> **Aim of the exercise**
The answer should contain every entry below, copied exactly.

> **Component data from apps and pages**
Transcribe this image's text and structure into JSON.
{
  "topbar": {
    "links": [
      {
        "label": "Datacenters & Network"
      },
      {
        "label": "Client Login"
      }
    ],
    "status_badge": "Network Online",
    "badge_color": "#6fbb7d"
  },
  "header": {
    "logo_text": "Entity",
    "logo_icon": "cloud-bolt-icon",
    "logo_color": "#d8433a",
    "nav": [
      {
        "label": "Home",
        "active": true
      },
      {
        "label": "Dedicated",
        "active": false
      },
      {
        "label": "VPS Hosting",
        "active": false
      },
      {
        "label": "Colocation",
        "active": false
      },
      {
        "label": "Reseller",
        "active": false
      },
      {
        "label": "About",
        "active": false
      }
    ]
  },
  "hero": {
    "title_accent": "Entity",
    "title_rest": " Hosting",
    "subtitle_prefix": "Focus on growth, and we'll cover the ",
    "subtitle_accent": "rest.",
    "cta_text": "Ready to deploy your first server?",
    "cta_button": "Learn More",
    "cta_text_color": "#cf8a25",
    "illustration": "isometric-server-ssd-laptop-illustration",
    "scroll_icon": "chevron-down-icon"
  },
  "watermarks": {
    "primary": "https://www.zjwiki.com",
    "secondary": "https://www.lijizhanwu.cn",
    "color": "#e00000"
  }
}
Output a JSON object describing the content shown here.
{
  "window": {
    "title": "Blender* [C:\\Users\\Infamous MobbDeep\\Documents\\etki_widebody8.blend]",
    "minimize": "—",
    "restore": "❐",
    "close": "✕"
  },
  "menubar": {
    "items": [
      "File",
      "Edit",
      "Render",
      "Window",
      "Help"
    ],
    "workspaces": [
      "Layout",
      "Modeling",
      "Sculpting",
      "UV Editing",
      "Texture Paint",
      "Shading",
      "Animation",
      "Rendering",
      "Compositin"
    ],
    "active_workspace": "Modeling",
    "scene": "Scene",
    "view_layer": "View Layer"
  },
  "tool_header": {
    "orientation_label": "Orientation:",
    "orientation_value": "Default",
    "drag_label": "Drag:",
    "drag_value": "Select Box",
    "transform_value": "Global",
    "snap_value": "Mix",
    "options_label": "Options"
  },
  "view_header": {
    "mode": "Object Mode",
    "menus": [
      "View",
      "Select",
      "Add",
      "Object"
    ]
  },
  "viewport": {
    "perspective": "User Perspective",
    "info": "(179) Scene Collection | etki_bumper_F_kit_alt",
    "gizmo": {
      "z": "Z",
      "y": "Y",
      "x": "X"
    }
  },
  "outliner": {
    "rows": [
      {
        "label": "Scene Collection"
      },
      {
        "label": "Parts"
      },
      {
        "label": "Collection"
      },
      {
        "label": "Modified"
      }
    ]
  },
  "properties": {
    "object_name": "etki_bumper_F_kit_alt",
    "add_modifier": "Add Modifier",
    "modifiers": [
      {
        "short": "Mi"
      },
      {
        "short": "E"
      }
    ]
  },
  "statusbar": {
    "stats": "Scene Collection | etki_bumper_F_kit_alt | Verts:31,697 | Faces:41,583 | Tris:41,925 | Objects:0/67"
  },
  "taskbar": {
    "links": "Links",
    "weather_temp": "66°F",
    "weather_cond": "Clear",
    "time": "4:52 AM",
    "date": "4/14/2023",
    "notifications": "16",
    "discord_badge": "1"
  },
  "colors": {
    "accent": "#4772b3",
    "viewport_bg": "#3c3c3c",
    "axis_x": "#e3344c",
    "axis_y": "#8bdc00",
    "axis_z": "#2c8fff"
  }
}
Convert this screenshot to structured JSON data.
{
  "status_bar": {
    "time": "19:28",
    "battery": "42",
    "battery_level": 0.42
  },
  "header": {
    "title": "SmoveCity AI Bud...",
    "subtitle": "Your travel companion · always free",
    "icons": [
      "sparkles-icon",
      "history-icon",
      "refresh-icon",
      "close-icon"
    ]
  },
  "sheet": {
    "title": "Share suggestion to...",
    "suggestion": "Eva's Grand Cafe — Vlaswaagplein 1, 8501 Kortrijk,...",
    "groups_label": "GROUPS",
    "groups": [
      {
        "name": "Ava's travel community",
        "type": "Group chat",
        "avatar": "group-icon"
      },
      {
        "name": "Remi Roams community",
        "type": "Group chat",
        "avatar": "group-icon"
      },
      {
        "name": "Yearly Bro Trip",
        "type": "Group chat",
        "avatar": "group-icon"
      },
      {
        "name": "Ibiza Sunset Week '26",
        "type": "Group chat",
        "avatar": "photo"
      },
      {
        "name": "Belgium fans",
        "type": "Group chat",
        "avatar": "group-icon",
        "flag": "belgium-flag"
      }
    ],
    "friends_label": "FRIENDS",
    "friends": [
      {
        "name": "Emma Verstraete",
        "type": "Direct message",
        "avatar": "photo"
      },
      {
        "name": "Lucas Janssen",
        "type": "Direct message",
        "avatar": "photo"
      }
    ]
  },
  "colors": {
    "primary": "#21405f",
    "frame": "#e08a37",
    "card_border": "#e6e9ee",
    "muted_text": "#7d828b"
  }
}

> **Solution for this task**
Transcribe this image's text and structure into JSON.
{
  "topbar": {
    "links": [
      {
        "label": "Datacenters & Network"
      },
      {
        "label": "Client Login"
      }
    ],
    "status_badge": "Network Online",
    "badge_color": "#6fbb7d"
  },
  "header": {
    "logo_text": "Entity",
    "logo_icon": "cloud-bolt-icon",
    "logo_color": "#d8433a",
    "nav": [
      {
        "label": "Home",
        "active": true
      },
      {
        "label": "Dedicated",
        "active": false
      },
      {
        "label": "VPS Hosting",
        "active": false
      },
      {
        "label": "Colocation",
        "active": false
      },
      {
        "label": "Reseller",
        "active": false
      },
      {
        "label": "About",
        "active": false
      }
    ]
  },
  "hero": {
    "title_accent": "Entity",
    "title_rest": " Hosting",
    "subtitle_prefix": "Focus on growth, and we'll cover the ",
    "subtitle_accent": "rest.",
    "cta_text": "Ready to deploy your first server?",
    "cta_button": "Learn More",
    "cta_text_color": "#cf8a25",
    "illustration": "isometric-server-ssd-laptop-illustration",
    "scroll_icon": "chevron-down-icon"
  },
  "watermarks": {
    "primary": "https://www.zjwiki.com",
    "secondary": "https://www.lijizhanwu.cn",
    "color": "#e00000"
  }
}
Output a JSON object describing the content shown here.
{
  "window": {
    "title": "Blender* [C:\\Users\\Infamous MobbDeep\\Documents\\etki_widebody8.blend]",
    "minimize": "—",
    "restore": "❐",
    "close": "✕"
  },
  "menubar": {
    "items": [
      "File",
      "Edit",
      "Render",
      "Window",
      "Help"
    ],
    "workspaces": [
      "Layout",
      "Modeling",
      "Sculpting",
      "UV Editing",
      "Texture Paint",
      "Shading",
      "Animation",
      "Rendering",
      "Compositin"
    ],
    "active_workspace": "Modeling",
    "scene": "Scene",
    "view_layer": "View Layer"
  },
  "tool_header": {
    "orientation_label": "Orientation:",
    "orientation_value": "Default",
    "drag_label": "Drag:",
    "drag_value": "Select Box",
    "transform_value": "Global",
    "snap_value": "Mix",
    "options_label": "Options"
  },
  "view_header": {
    "mode": "Object Mode",
    "menus": [
      "View",
      "Select",
      "Add",
      "Object"
    ]
  },
  "viewport": {
    "perspective": "User Perspective",
    "info": "(179) Scene Collection | etki_bumper_F_kit_alt",
    "gizmo": {
      "z": "Z",
      "y": "Y",
      "x": "X"
    }
  },
  "outliner": {
    "rows": [
      {
        "label": "Scene Collection"
      },
      {
        "label": "Parts"
      },
      {
        "label": "Collection"
      },
      {
        "label": "Modified"
      }
    ]
  },
  "properties": {
    "object_name": "etki_bumper_F_kit_alt",
    "add_modifier": "Add Modifier",
    "modifiers": [
      {
        "short": "Mi"
      },
      {
        "short": "E"
      }
    ]
  },
  "statusbar": {
    "stats": "Scene Collection | etki_bumper_F_kit_alt | Verts:31,697 | Faces:41,583 | Tris:41,925 | Objects:0/67"
  },
  "taskbar": {
    "links": "Links",
    "weather_temp": "66°F",
    "weather_cond": "Clear",
    "time": "4:52 AM",
    "date": "4/14/2023",
    "notifications": "16",
    "discord_badge": "1"
  },
  "colors": {
    "accent": "#4772b3",
    "viewport_bg": "#3c3c3c",
    "axis_x": "#e3344c",
    "axis_y": "#8bdc00",
    "axis_z": "#2c8fff"
  }
}
Convert this screenshot to structured JSON data.
{
  "status_bar": {
    "time": "19:28",
    "battery": "42",
    "battery_level": 0.42
  },
  "header": {
    "title": "SmoveCity AI Bud...",
    "subtitle": "Your travel companion · always free",
    "icons": [
      "sparkles-icon",
      "history-icon",
      "refresh-icon",
      "close-icon"
    ]
  },
  "sheet": {
    "title": "Share suggestion to...",
    "suggestion": "Eva's Grand Cafe — Vlaswaagplein 1, 8501 Kortrijk,...",
    "groups_label": "GROUPS",
    "groups": [
      {
        "name": "Ava's travel community",
        "type": "Group chat",
        "avatar": "group-icon"
      },
      {
        "name": "Remi Roams community",
        "type": "Group chat",
        "avatar": "group-icon"
      },
      {
        "name": "Yearly Bro Trip",
        "type": "Group chat",
        "avatar": "group-icon"
      },
      {
        "name": "Ibiza Sunset Week '26",
        "type": "Group chat",
        "avatar": "photo"
      },
      {
        "name": "Belgium fans",
        "type": "Group chat",
        "avatar": "group-icon",
        "flag": "belgium-flag"
      }
    ],
    "friends_label": "FRIENDS",
    "friends": [
      {
        "name": "Emma Verstraete",
        "type": "Direct message",
        "avatar": "photo"
      },
      {
        "name": "Lucas Janssen",
        "type": "Direct message",
        "avatar": "photo"
      }
    ]
  },
  "colors": {
    "primary": "#21405f",
    "frame": "#e08a37",
    "card_border": "#e6e9ee",
    "muted_text": "#7d828b"
  }
}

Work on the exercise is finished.